#### Dataset records
+-------+
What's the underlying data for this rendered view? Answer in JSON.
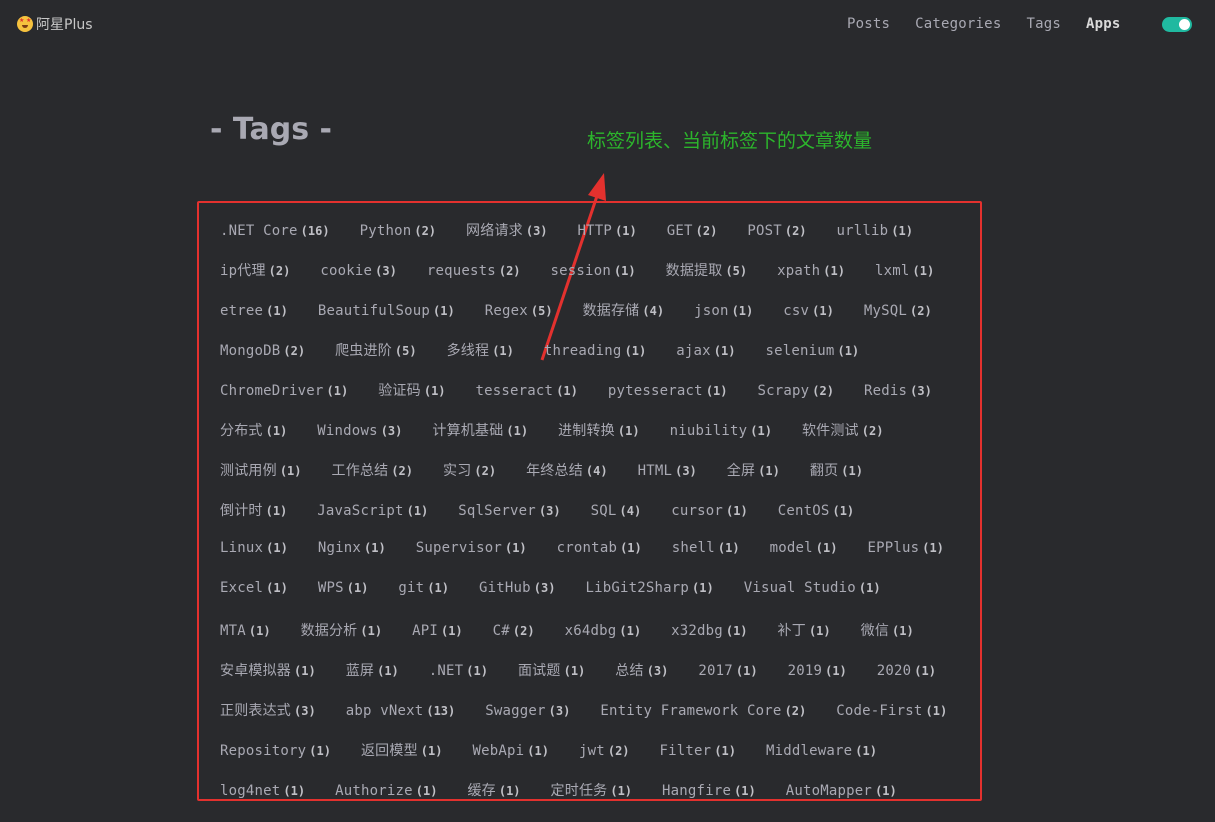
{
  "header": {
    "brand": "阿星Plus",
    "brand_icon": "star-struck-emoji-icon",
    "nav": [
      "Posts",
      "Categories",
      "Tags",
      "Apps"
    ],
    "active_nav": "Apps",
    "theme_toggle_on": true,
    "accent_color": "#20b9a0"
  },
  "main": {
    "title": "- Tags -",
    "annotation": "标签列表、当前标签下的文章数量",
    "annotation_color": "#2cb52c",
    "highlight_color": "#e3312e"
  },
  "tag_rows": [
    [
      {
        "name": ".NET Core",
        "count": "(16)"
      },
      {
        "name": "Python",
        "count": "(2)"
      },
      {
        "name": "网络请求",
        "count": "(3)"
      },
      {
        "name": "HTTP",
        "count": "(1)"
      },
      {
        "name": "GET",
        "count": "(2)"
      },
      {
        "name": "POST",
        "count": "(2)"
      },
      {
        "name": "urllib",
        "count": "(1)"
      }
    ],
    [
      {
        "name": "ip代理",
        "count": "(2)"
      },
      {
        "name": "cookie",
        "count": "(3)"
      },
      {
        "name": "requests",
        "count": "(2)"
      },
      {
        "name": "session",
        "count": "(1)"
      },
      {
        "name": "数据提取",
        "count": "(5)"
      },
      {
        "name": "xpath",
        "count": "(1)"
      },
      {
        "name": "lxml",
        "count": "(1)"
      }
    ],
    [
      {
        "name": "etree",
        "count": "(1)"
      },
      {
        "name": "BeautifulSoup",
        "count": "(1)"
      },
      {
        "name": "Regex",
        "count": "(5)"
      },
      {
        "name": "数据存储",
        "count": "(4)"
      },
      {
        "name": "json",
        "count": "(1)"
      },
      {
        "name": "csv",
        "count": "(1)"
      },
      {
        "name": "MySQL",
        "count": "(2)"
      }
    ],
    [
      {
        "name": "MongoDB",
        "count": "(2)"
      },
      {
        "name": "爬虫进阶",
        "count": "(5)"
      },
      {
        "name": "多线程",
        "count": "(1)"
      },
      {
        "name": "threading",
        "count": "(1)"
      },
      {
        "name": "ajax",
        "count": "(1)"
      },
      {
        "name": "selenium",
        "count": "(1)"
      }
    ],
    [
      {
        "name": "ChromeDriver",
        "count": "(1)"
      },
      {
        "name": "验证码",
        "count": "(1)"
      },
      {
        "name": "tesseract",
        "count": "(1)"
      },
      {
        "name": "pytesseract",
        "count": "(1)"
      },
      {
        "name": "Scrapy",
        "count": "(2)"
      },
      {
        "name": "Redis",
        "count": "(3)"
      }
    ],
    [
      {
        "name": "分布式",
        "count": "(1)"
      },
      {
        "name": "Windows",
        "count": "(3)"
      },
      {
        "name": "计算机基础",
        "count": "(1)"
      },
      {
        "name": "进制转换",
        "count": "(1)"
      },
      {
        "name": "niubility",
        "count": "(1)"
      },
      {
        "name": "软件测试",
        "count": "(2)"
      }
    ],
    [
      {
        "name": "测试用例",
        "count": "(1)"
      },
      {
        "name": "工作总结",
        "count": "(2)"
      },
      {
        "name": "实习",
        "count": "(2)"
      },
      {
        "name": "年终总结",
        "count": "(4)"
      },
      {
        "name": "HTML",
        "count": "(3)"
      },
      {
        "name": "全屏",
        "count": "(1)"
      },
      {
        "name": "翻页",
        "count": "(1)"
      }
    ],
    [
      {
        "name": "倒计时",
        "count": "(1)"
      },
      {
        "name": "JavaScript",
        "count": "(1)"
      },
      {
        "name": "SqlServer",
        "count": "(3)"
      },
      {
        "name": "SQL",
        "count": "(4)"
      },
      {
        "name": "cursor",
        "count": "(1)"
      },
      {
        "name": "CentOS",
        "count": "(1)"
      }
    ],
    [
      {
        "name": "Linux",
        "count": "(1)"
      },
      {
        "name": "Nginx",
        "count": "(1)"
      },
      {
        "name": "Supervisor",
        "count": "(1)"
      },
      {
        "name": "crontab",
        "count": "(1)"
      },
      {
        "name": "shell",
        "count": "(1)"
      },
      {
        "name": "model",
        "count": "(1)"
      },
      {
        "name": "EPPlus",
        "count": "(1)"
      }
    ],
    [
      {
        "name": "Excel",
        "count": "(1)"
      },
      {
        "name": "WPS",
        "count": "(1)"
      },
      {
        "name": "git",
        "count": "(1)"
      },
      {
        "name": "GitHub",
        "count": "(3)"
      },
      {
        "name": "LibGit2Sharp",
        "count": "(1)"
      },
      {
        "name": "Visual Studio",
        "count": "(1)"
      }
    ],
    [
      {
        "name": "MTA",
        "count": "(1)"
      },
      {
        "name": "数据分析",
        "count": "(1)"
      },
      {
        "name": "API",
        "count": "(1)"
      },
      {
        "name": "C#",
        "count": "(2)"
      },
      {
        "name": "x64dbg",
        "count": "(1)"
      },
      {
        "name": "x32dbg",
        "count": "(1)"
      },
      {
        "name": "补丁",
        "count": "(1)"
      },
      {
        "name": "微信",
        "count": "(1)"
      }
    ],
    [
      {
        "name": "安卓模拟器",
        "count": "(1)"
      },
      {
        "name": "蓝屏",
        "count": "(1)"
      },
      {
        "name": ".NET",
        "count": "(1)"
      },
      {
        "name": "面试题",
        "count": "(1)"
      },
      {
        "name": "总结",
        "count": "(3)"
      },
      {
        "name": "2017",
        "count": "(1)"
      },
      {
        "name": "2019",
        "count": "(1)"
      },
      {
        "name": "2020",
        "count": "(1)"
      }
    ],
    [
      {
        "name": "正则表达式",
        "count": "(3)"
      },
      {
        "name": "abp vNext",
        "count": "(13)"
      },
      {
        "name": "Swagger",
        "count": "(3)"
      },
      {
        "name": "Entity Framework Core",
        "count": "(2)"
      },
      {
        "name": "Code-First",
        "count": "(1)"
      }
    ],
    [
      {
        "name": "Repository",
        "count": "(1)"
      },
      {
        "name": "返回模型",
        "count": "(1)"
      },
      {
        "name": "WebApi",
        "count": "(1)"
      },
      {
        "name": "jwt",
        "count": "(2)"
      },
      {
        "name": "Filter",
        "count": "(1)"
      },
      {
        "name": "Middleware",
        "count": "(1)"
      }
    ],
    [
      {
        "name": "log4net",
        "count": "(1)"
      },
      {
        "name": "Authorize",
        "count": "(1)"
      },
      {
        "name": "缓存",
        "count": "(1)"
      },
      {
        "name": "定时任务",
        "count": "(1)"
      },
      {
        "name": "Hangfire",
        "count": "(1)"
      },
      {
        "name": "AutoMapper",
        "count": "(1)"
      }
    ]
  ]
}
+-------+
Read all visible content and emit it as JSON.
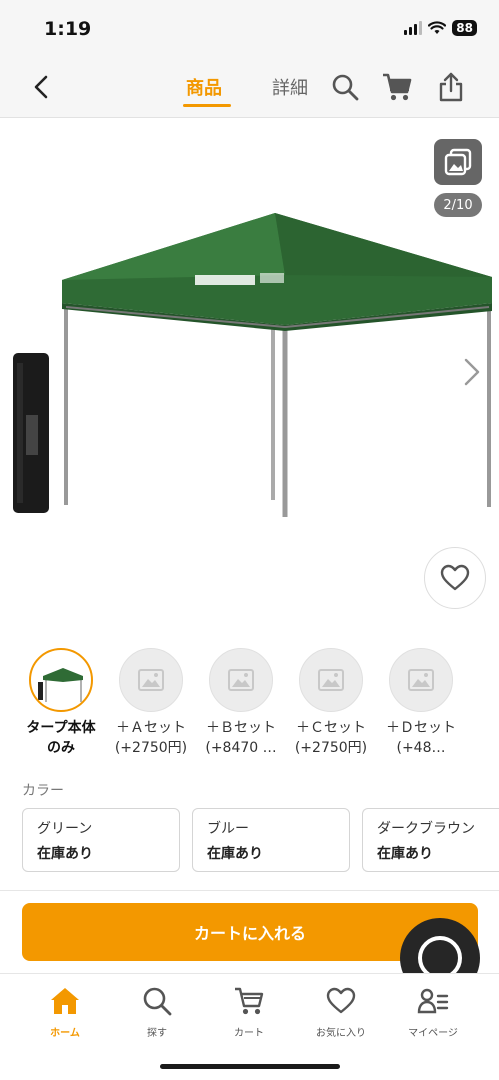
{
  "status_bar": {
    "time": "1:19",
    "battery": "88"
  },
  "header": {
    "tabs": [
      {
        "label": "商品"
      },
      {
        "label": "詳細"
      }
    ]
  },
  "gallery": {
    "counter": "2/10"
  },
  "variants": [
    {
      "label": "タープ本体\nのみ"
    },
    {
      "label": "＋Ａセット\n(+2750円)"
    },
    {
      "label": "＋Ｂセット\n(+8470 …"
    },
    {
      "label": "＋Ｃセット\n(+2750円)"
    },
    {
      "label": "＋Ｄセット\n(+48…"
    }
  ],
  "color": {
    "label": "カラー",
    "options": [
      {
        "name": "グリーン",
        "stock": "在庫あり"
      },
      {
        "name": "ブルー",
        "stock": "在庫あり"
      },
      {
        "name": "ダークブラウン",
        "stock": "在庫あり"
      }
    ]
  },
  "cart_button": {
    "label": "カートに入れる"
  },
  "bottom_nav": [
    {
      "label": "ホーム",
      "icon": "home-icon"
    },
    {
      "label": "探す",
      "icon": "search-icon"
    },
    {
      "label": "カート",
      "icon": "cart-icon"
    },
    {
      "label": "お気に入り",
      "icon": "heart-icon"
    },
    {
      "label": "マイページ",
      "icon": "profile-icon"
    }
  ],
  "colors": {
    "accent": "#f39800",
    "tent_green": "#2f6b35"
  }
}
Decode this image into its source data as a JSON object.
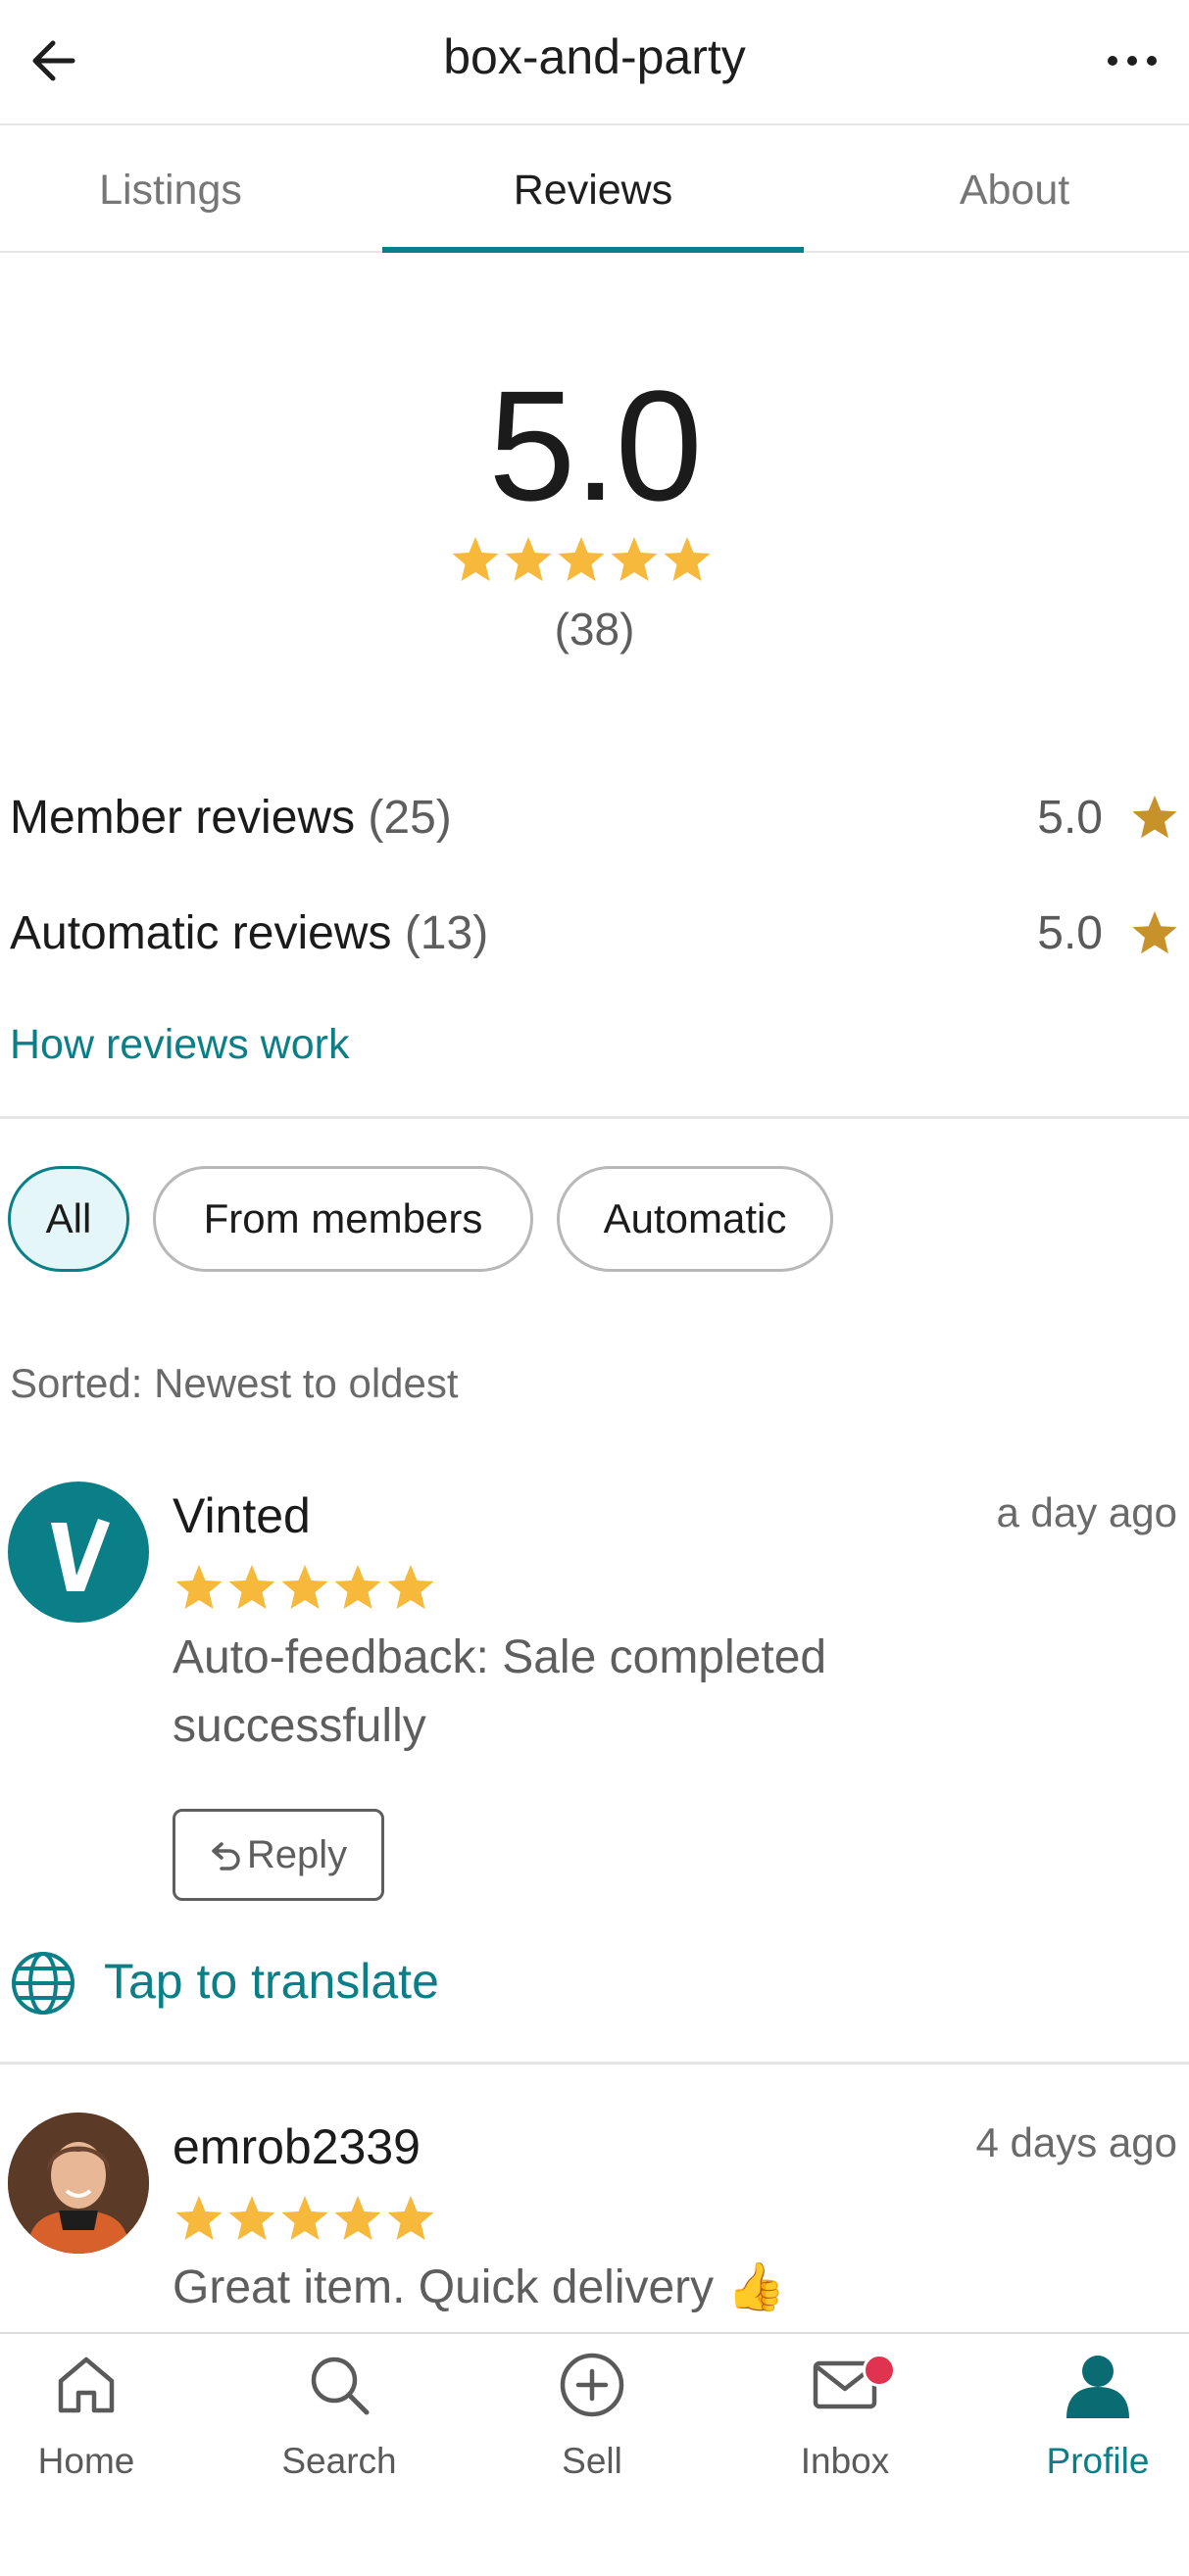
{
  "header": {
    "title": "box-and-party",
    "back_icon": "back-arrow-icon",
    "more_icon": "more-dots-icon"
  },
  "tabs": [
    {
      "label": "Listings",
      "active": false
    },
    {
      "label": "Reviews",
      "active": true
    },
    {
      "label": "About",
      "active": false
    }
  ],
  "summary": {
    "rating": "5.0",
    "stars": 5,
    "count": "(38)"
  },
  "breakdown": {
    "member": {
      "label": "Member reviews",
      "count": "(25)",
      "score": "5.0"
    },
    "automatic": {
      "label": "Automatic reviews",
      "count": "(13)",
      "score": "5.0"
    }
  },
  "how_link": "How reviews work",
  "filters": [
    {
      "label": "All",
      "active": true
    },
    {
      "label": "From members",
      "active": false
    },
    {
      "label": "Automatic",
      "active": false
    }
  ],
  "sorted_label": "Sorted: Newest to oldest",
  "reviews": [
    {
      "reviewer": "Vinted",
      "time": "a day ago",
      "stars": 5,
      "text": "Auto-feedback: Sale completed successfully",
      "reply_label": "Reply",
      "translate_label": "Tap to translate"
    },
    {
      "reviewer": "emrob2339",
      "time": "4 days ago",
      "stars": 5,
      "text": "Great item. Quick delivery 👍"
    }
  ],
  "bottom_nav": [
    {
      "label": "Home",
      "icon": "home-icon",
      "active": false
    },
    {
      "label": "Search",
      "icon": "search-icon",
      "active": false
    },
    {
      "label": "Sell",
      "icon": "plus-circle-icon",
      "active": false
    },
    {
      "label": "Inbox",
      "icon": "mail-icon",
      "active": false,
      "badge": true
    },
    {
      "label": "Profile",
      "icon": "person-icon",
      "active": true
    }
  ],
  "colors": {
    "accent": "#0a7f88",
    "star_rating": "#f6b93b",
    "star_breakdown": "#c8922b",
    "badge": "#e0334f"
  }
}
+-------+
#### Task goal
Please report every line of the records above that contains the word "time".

#### Exercise solution
    "time": "1:19",
      "time": "a day ago",
      "time": "4 days ago",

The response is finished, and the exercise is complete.